K.M. answers from Oklahoma City on June 27, 2008
My daughter did that too. I allowed her to sleep with me (which sometimes I wish I didn't). It was hard to break. My husband worked the night shift then so it was easier. It is hard the first time listening to your child cry herself to sleep. My daughter did not want anything to sleep with like a security blanket. She is 4 now and still crys sometimes. My son however has a pillow, a blanket, and his elmo :-) to sleep with. Stay strong and stick to your routine. I have to rub my daughter's back sometimes too. Just keep loving on her while she will let you. Good Luck.
T.L. answers from Birmingham on June 28, 2008
Fire your pediatrician. Your child doesn't understand why it's so important for her to sleep alone - you don't, do you? Right now, she needs you. She is going through a very normal stage, and if you give her the comfort and security she needs, then when she's ready, she'll be able to separate from you. Be aware that, now, because of the fear and hysterical screaming that has already occurred, her return to a secure state of mind will probably take longer than if you'd been given permission to follow your instincts and go to her when she first needed you to. This stage will not last forever. But if, at any time your child gets more clingy, you set aside more snuggle time and give her attention, she will become MORE secure, not more dependent. By what authority do I speak, you ask? I have 4 children, including 2 teenagers (ages 16, 15, 12, and 7). They are very secure, and awesome people to be around. I invested heavily in them when they were little, and they are far less high-maintenance than other kids who were taught to be "independent" before they were ready.
D.B. answers from New Orleans on June 27, 2008
Try some soft, made-for-babies, meditation music to comfort her into a restful relaxed sleep. Or there is also the music that offers nature sounds, like rain, frogs, crickets, etc. My little ones enjoyed the rain and thunderstorms cassette at bedtime. Occasionally they'd listen to the soft meditation music and relaxed instantly with this as well. I can say to this day, and they are all over 25 yrs old, they love the sound of the rain and thunderstorms!
I also sang to my babies when they were under the age of 1 to 1 1/2 yrs old. I sang and patted their tiny booties as they lay on their tummies with head turned to where they could see me standing there next to the crib. They feel of my hand on their tiny bodies, plus the sound of my voice, and just knowing I was there was comforting enough to put them to sleep. You have to have patience. If you go in a rush a little pat and then leave, they will always wake and scream again. Give them time to trust that you are protecting them. Feeling secure in your presence is not too much ask, especially when as a mom you remember they lived inside of you for 9 mths feeling completely protected and close to you.,
enjoy these moments when your little one wants to have you near. when 12 yrs of age hits, they won't want you within a 5 foot vicinity! lol...
A.C. answers from Lawton on June 27, 2008
Why fight it she is only going to be little once, snuggle her get her back to sleep go back to bed.

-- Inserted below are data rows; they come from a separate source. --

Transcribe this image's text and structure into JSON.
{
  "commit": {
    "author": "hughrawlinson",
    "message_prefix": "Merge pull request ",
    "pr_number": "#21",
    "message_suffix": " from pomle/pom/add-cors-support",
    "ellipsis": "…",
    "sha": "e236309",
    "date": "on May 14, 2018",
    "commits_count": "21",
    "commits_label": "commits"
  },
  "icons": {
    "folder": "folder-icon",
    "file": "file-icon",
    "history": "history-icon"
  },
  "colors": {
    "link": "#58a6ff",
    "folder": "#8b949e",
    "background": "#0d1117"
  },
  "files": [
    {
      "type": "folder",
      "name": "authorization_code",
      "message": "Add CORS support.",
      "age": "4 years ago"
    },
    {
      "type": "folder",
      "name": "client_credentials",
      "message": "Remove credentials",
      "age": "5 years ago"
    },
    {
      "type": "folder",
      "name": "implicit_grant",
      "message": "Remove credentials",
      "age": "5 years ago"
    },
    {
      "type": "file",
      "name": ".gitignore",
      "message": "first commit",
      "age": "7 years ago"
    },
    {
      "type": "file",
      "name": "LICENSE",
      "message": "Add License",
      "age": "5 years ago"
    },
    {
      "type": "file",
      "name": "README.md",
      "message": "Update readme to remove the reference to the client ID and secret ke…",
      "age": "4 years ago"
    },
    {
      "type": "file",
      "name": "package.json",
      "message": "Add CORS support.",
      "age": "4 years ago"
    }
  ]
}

They all almost are sleeping on their own by the age of 5 anyway. So enjoy her needing you while you can and stop fighting it. I am a mom of soon to be 4 and gave up on children sleeping throught he night a long time ago. My two oldest started to sleep all by themselves around the age of 4 now I wish I could snuggle more,lol. If hubby gets mad tell him to snuggle too he might enjoy it more than he thinks. Good luck some battles are not worth fighting..
oh ps I did try furber and any other sleep methood out there becasue i neeed sleep sooo bad nothign worked except to just let them sleep with me so we bought a biger bed,haha.
A.C. answers from Oklahoma City on June 27, 2008
give your baby what she needs, time and you. you wan't regret it.
V.W. answers from Oklahoma City on June 26, 2008
Do you have a nightlight in her room?
Another thing my daughter used/still uses in a CD player with a timer on it and she plays very soothing music. Sometimes, even though Isabella is almost 8, we'll do the same as you...rub her back and talk softly. Sometimes kids have stress that we are unaware and at your daughter's age, they most definitely need a schedule.
Hope this helped.